Items from an interface collection
────

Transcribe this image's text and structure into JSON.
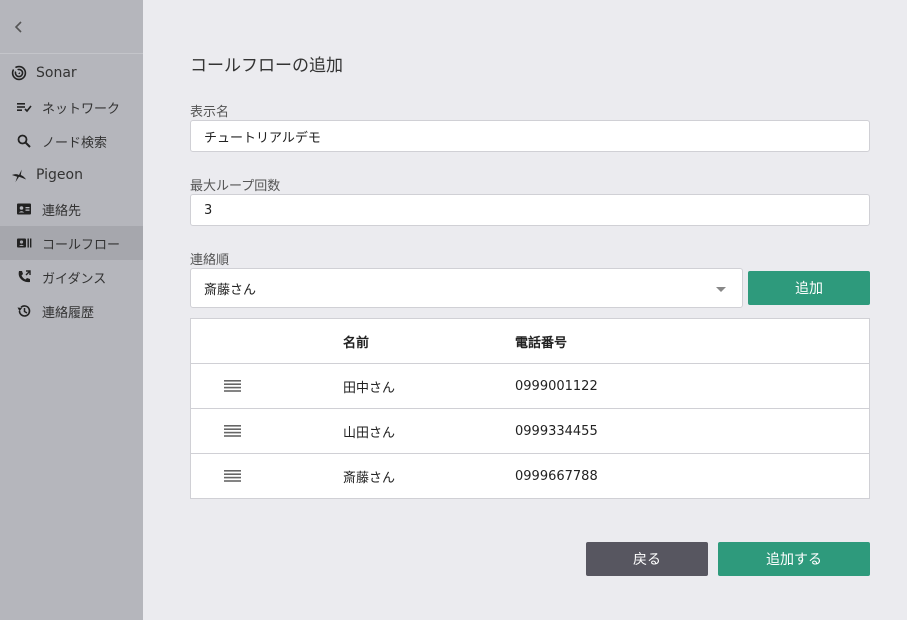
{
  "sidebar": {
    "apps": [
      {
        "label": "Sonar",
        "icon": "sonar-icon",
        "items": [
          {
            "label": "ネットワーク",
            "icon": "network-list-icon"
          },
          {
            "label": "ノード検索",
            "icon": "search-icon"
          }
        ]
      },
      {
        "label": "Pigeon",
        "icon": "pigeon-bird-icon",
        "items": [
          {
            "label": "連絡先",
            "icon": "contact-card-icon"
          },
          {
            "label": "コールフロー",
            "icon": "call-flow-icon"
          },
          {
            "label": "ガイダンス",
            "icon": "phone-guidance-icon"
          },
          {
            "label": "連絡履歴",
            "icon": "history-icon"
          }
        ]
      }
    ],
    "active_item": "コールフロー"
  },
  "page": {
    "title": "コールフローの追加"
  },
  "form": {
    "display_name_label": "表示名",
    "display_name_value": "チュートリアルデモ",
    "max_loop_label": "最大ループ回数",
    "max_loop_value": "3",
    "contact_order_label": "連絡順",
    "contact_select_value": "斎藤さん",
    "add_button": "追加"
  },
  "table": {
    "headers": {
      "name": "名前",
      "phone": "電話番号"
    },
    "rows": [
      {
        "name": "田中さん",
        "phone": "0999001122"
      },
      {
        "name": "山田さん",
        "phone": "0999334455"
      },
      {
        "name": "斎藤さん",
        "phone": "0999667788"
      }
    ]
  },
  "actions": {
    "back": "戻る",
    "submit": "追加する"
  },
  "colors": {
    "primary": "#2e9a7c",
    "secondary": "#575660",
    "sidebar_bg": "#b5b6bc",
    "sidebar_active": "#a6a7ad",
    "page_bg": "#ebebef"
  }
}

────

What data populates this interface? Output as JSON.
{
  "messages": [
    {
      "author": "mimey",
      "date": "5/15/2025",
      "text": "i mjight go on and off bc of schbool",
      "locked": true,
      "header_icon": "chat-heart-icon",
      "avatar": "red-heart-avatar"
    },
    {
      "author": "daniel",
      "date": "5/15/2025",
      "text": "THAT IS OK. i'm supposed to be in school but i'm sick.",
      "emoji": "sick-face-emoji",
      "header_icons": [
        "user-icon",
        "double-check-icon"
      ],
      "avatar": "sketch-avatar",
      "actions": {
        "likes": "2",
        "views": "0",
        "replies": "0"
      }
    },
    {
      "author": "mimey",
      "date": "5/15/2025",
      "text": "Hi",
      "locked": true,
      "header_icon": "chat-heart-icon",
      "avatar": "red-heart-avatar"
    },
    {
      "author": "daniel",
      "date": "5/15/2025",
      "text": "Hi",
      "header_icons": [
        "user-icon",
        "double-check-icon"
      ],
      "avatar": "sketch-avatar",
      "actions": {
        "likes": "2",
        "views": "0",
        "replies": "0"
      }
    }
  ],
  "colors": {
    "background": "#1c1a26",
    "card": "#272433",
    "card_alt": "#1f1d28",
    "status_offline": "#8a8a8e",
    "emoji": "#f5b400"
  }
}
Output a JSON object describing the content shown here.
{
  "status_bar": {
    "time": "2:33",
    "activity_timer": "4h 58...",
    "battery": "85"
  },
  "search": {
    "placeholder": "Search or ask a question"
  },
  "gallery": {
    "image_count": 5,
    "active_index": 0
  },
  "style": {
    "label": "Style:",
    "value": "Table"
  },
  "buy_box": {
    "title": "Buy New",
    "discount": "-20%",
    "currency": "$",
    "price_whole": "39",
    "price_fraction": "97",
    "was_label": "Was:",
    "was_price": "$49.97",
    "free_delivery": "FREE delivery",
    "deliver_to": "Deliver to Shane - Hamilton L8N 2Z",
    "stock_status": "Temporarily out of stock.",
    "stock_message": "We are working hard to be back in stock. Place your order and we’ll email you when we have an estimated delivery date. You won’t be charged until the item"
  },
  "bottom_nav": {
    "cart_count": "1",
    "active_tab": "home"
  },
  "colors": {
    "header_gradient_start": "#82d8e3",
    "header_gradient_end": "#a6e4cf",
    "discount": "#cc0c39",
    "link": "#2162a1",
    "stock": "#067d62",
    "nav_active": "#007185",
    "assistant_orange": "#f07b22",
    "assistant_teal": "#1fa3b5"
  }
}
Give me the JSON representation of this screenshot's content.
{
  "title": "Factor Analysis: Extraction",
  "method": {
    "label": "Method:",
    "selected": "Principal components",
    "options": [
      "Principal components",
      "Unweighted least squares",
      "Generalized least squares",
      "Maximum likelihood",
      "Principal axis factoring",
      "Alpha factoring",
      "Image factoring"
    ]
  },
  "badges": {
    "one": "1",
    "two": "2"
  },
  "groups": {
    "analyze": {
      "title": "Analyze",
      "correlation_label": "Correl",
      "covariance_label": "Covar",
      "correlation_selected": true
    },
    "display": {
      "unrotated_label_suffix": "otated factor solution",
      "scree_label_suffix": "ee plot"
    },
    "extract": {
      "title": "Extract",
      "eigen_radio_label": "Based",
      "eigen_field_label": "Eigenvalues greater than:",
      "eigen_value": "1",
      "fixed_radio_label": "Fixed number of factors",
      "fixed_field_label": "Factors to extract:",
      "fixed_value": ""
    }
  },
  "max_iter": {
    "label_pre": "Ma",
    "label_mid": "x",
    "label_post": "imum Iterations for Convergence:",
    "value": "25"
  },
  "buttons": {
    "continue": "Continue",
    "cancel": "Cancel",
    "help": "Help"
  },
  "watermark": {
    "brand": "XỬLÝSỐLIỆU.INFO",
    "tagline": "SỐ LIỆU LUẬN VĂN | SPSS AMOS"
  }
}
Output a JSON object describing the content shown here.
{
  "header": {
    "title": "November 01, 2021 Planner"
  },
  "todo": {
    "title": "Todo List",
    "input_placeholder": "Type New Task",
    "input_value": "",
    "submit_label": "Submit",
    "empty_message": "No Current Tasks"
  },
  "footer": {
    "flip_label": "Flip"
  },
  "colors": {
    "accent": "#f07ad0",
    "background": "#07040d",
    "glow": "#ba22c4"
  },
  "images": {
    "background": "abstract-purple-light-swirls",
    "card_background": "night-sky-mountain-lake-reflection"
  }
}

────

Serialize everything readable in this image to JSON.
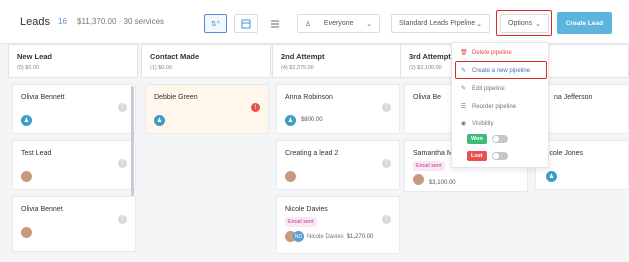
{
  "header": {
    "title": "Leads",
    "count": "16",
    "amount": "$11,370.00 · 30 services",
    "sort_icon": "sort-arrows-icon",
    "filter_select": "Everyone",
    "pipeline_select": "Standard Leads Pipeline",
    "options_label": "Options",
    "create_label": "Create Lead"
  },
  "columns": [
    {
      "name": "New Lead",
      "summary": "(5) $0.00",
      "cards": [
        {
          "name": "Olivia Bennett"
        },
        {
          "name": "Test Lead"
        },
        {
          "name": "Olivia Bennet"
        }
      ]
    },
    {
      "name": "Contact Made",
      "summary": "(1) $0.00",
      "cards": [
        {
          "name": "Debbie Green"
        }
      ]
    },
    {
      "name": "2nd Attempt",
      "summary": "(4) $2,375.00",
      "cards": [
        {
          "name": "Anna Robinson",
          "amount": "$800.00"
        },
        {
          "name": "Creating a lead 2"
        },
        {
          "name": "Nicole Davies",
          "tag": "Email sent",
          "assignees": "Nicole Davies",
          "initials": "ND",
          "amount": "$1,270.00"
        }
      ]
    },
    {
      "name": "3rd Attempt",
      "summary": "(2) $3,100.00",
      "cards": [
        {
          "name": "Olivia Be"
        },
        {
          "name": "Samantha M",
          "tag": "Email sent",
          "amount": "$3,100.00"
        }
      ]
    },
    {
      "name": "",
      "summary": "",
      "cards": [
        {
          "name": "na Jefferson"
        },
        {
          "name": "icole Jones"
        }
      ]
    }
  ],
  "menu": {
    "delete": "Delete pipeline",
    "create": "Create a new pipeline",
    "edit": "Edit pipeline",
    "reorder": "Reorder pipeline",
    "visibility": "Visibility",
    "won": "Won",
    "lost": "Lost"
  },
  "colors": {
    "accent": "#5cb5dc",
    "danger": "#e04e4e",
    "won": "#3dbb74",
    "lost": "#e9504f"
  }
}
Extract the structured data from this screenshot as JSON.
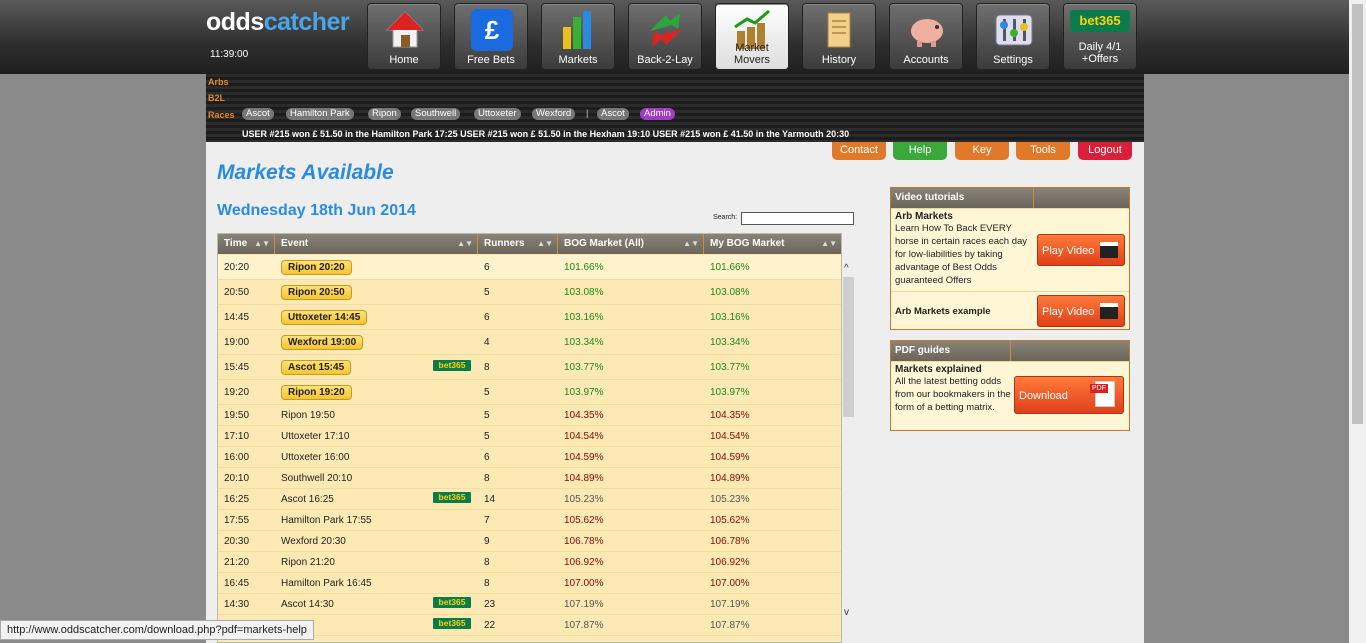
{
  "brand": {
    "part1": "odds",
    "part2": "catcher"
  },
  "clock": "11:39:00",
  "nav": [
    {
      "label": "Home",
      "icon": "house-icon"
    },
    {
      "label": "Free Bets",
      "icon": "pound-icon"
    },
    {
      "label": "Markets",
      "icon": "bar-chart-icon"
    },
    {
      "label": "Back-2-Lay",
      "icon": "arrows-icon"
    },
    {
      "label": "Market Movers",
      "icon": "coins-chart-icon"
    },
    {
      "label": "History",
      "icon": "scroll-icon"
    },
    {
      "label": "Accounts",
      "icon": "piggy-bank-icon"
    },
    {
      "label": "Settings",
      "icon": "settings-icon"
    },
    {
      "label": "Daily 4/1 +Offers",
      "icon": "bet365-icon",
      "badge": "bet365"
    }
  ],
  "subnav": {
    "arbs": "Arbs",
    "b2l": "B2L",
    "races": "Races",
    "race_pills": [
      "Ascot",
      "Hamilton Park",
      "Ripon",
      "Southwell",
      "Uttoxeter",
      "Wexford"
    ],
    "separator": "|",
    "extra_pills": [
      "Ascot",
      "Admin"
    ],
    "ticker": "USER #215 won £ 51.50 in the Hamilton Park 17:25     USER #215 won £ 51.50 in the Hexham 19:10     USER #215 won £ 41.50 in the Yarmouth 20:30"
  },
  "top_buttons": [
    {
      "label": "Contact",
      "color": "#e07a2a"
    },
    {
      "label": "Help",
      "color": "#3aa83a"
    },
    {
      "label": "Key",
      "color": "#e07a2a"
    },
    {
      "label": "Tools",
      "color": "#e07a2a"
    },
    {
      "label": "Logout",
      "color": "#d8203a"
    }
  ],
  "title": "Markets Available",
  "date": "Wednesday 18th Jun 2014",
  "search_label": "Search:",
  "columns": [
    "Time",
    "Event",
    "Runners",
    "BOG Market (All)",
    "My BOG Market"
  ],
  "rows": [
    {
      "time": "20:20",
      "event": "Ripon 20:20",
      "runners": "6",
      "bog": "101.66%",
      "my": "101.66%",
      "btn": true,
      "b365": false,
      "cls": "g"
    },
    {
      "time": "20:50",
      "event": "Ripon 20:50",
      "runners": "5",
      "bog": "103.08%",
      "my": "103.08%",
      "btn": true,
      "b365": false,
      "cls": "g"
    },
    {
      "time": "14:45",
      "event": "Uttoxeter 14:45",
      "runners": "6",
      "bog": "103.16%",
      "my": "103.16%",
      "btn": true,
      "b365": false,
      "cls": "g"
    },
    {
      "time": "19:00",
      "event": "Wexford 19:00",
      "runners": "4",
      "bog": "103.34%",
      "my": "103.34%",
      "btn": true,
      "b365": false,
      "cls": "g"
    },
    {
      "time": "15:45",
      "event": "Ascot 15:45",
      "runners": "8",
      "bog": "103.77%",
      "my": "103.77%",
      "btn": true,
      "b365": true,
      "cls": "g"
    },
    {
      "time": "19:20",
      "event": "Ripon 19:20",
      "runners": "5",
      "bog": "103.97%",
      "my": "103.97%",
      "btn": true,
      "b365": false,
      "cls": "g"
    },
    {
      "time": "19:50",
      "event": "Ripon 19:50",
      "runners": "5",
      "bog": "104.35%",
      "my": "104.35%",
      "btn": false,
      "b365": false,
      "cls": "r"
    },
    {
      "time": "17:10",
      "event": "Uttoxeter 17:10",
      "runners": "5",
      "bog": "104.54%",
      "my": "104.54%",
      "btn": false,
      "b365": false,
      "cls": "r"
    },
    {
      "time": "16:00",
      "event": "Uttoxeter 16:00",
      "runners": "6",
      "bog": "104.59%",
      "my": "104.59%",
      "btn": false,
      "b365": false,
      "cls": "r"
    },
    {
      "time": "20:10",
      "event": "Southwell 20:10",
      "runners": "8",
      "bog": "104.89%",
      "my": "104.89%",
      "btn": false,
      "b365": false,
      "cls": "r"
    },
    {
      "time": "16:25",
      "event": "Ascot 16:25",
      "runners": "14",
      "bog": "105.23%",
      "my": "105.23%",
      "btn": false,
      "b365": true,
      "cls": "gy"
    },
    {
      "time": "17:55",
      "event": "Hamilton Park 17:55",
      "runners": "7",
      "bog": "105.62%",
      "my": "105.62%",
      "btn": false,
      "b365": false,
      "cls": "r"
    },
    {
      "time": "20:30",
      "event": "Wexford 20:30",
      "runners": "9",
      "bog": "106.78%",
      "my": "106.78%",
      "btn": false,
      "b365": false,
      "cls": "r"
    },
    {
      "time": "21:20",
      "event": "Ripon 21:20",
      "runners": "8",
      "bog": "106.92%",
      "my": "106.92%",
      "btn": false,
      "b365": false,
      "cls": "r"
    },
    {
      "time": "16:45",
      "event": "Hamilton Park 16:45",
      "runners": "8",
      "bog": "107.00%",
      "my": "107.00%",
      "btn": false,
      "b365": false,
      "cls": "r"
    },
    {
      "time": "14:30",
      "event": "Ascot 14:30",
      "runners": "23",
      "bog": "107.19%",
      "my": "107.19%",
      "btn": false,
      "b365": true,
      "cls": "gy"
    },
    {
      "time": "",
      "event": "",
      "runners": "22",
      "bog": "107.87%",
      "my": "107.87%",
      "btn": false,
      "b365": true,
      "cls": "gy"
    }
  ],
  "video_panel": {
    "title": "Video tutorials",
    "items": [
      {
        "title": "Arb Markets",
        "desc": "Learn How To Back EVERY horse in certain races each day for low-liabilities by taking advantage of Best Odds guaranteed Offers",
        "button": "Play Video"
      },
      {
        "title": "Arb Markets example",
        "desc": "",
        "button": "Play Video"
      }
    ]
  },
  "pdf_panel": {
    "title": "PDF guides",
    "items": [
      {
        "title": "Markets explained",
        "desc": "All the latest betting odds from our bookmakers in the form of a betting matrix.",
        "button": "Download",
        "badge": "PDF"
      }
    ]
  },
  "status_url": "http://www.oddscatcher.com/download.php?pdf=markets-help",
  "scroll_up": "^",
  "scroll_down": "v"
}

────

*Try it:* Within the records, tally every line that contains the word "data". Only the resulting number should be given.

*Exercise response:* 2